Required action: Search the data for the word "pause" and copy out every line that has it.

(Stored data entries)
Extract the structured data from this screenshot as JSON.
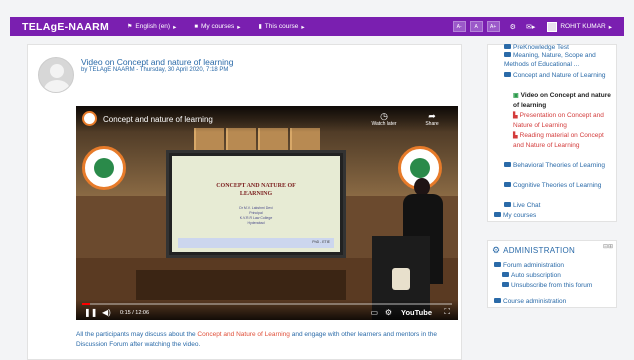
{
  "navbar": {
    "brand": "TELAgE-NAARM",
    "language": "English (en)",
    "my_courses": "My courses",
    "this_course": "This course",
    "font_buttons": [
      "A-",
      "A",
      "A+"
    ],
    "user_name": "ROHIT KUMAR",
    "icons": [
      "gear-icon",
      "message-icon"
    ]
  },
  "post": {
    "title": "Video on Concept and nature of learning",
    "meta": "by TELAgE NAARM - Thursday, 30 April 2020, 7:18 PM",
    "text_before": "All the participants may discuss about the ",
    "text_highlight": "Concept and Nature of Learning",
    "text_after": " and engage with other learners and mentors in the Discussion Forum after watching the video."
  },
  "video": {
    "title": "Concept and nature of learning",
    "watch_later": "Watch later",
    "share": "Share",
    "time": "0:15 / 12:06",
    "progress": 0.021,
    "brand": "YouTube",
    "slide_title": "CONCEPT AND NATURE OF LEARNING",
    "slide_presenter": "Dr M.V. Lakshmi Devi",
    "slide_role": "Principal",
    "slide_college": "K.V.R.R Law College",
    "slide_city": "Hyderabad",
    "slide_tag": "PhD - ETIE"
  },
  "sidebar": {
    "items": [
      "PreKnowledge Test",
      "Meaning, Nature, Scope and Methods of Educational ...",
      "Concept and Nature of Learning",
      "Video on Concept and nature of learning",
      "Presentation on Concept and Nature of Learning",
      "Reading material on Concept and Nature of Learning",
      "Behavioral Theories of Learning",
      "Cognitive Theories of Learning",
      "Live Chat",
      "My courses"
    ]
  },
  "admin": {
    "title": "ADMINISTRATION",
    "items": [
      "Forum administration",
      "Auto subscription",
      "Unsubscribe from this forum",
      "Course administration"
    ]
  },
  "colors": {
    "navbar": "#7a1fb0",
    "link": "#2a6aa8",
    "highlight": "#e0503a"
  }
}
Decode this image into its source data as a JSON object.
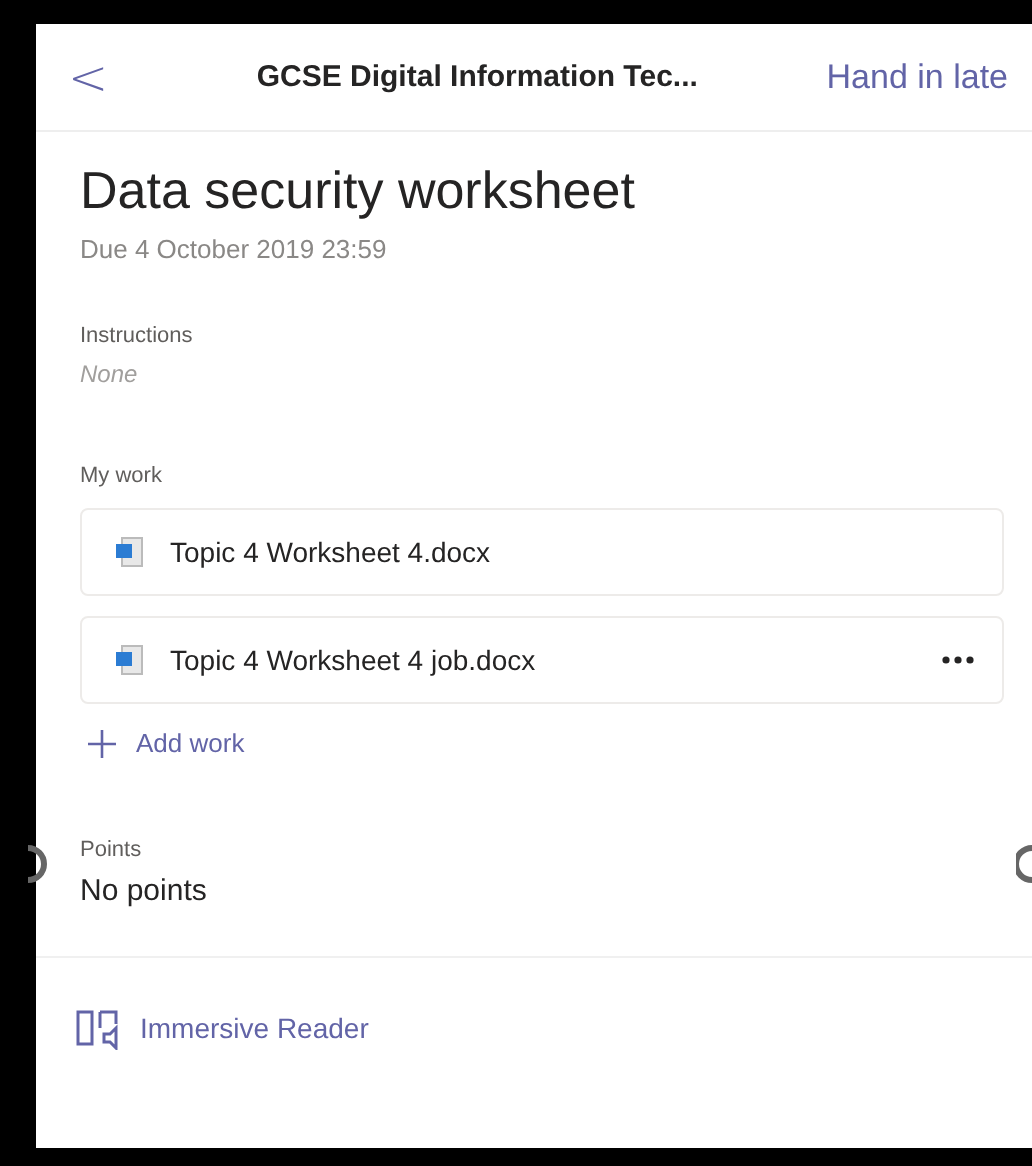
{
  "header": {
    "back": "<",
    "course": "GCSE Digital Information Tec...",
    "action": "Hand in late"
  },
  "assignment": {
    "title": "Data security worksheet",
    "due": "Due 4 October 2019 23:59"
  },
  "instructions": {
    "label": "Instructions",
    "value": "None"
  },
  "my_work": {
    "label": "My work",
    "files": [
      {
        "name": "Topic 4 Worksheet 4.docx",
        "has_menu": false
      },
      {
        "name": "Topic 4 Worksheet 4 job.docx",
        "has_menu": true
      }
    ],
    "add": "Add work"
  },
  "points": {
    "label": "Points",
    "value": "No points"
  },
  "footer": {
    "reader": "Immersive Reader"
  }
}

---

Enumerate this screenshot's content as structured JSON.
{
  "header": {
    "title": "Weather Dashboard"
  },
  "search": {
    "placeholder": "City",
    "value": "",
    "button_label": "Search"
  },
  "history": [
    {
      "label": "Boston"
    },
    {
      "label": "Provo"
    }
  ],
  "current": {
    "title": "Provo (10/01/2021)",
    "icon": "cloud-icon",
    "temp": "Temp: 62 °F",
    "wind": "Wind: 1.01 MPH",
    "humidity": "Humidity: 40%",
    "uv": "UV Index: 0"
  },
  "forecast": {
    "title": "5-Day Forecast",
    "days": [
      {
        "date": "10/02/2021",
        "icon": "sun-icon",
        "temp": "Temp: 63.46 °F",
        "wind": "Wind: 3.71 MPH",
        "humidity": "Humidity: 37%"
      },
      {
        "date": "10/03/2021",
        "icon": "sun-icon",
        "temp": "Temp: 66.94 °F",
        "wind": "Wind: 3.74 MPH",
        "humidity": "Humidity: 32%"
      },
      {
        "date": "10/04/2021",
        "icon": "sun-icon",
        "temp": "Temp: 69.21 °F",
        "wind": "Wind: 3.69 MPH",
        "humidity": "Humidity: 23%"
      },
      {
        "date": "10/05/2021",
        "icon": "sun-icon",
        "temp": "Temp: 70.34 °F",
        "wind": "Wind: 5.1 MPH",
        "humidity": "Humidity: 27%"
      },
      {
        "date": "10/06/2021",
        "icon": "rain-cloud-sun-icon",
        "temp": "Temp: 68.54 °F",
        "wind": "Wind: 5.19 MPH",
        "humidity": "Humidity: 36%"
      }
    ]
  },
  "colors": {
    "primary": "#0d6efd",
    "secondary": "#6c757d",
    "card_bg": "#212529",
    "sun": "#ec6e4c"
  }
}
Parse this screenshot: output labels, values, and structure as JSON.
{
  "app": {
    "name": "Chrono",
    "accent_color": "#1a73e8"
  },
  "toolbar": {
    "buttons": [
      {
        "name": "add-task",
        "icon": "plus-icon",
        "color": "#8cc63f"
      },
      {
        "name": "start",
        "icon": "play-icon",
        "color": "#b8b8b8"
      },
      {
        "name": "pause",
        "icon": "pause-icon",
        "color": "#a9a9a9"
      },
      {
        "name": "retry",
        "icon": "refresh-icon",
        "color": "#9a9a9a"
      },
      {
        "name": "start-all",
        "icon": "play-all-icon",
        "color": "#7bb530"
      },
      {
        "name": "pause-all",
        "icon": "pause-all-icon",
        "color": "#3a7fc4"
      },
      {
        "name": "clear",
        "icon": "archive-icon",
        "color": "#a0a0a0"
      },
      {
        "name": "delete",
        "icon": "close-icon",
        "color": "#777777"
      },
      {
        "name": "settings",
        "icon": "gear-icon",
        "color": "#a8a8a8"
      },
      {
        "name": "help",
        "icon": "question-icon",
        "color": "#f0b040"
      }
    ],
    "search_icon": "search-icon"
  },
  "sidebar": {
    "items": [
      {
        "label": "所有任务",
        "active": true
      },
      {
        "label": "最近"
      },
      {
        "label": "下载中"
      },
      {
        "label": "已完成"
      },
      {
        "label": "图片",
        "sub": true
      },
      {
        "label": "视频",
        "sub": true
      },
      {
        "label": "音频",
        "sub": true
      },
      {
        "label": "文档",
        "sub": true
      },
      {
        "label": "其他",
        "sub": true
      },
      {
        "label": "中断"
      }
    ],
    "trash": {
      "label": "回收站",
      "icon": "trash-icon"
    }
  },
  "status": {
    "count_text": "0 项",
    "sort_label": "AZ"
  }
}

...

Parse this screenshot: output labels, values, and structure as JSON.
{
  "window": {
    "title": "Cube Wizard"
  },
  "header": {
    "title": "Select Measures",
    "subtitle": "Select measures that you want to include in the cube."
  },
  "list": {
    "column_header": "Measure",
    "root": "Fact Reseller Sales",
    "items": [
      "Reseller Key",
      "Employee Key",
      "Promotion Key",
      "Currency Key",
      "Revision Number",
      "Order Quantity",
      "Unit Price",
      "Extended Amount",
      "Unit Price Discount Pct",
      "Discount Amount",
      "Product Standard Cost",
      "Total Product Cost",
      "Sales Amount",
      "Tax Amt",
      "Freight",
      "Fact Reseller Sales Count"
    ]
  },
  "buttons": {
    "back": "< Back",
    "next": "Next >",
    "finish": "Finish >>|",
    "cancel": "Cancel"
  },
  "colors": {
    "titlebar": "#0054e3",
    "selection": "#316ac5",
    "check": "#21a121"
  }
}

Exercise result:
        "name": "pause",
        "icon": "pause-icon",
        "name": "pause-all",
        "icon": "pause-all-icon",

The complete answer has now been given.